● **YOUR TASK**
Copy out each line of the data that holds the word "settings".

● **ENTRIES SUPPLIED**
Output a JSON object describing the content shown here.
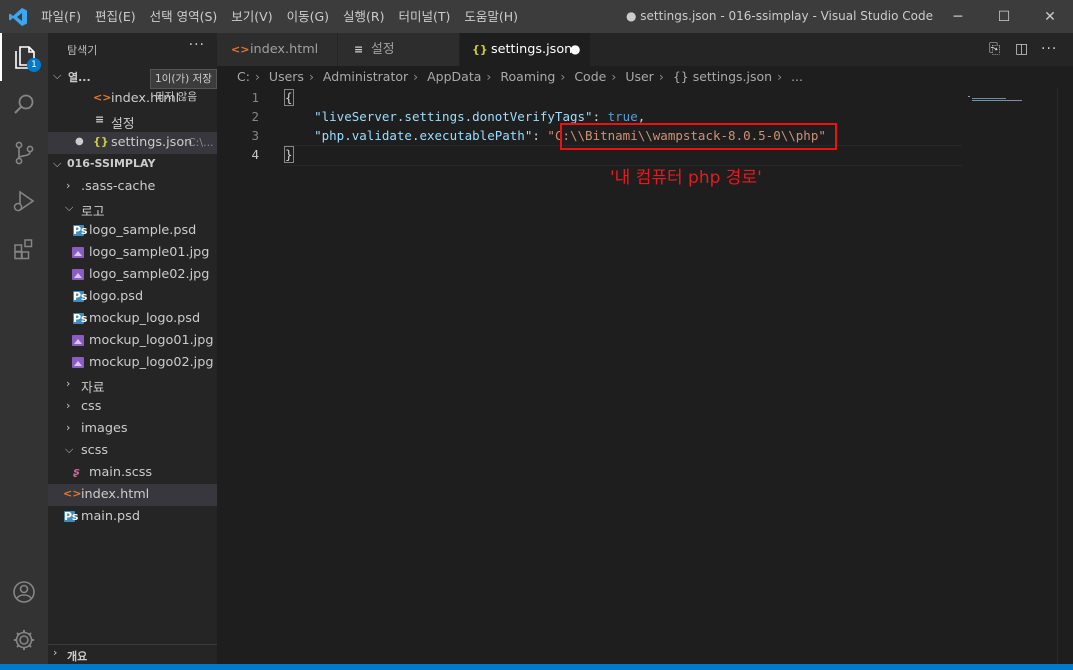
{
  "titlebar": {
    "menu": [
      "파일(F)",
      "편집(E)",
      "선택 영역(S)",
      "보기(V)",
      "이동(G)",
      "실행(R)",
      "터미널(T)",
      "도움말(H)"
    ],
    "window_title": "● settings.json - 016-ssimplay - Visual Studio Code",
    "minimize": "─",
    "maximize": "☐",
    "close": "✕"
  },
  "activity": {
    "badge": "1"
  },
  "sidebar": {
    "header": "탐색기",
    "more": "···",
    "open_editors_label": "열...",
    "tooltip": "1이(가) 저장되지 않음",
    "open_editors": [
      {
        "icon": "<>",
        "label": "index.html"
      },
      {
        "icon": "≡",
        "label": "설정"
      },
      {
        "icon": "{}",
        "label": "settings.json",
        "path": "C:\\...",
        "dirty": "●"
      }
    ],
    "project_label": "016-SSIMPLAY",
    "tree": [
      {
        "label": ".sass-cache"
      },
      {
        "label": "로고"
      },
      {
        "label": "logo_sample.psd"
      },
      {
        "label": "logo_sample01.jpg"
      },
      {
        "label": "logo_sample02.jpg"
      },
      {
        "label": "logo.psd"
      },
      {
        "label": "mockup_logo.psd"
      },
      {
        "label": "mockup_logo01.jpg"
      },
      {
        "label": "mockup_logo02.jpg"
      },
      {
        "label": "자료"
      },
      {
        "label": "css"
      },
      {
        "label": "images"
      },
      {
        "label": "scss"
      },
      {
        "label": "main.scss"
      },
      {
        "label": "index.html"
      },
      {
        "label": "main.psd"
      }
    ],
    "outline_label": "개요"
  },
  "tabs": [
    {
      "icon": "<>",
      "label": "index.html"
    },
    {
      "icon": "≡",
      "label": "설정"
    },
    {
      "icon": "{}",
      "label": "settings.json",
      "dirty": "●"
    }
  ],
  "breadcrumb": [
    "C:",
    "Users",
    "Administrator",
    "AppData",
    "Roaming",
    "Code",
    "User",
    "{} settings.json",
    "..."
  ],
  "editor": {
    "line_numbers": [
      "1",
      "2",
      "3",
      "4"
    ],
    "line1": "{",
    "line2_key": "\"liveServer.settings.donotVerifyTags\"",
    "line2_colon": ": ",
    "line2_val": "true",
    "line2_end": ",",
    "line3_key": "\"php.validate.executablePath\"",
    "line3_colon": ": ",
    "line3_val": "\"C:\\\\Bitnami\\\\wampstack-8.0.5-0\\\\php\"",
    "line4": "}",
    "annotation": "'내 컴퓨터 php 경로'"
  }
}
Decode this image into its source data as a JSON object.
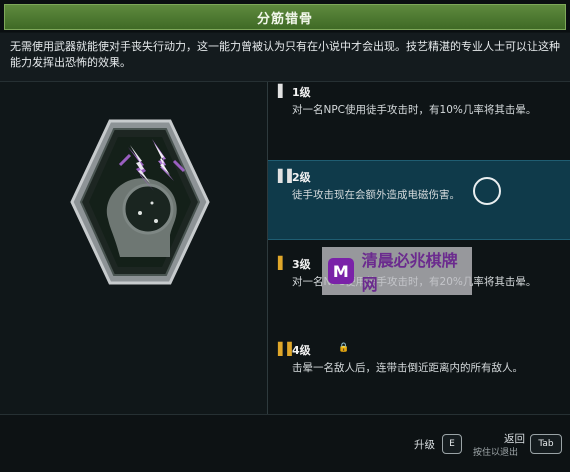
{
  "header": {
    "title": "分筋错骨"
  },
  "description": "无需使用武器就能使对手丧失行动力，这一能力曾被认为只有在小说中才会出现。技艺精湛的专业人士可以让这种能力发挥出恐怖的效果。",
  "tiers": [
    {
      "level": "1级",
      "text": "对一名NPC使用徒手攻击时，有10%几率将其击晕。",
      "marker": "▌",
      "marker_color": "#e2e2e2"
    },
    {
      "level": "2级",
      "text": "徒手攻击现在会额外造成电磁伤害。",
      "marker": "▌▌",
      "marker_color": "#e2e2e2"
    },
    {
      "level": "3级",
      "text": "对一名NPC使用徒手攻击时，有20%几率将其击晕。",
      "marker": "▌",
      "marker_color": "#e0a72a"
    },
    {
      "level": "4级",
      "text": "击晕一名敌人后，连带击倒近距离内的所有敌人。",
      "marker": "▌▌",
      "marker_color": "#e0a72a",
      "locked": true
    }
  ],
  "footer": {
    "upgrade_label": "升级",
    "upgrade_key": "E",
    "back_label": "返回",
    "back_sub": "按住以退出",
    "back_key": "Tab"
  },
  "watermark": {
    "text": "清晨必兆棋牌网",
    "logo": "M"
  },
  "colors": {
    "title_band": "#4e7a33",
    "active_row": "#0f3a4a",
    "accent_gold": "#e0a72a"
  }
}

● **RESPONSE AREA**
    "window_title": "● settings.json - 016-ssimplay - Visual Studio Code",
        "label": "settings.json",
      "label": "settings.json",
    "{} settings.json",
    "line2_key": "\"liveServer.settings.donotVerifyTags\"",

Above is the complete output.